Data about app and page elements
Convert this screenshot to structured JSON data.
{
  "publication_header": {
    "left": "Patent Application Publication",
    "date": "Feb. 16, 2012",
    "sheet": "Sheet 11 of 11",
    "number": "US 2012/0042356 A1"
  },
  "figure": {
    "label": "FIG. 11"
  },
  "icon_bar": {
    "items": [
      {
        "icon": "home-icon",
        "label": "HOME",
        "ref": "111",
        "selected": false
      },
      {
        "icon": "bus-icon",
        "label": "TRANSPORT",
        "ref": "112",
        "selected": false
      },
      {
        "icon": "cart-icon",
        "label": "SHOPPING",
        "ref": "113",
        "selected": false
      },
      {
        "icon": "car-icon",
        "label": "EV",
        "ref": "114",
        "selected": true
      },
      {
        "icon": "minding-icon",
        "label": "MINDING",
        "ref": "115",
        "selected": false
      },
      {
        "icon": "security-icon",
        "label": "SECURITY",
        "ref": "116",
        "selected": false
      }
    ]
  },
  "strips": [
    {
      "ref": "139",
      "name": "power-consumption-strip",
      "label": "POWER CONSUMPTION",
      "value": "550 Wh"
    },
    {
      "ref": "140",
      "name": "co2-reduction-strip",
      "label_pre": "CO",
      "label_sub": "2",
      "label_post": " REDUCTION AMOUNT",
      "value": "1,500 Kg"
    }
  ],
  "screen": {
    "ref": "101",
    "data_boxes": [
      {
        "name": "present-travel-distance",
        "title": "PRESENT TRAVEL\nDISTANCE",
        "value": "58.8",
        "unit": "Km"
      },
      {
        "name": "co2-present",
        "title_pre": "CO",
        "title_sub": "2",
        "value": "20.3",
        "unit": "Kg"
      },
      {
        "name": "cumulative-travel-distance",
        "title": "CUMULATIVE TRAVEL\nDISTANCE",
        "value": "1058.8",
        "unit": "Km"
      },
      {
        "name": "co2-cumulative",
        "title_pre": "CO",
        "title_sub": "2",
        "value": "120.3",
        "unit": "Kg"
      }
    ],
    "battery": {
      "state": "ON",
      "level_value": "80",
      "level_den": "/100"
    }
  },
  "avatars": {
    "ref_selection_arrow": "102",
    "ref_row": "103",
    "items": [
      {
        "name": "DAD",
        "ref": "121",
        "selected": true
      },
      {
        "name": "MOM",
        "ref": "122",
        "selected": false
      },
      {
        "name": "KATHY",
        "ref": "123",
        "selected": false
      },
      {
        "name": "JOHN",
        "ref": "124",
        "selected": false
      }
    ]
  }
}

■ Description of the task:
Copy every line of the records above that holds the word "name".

■ Output of the task:
      "name": "power-consumption-strip",
      "name": "co2-reduction-strip",
        "name": "present-travel-distance",
        "name": "co2-present",
        "name": "cumulative-travel-distance",
        "name": "co2-cumulative",
        "name": "DAD",
        "name": "MOM",
        "name": "KATHY",
        "name": "JOHN",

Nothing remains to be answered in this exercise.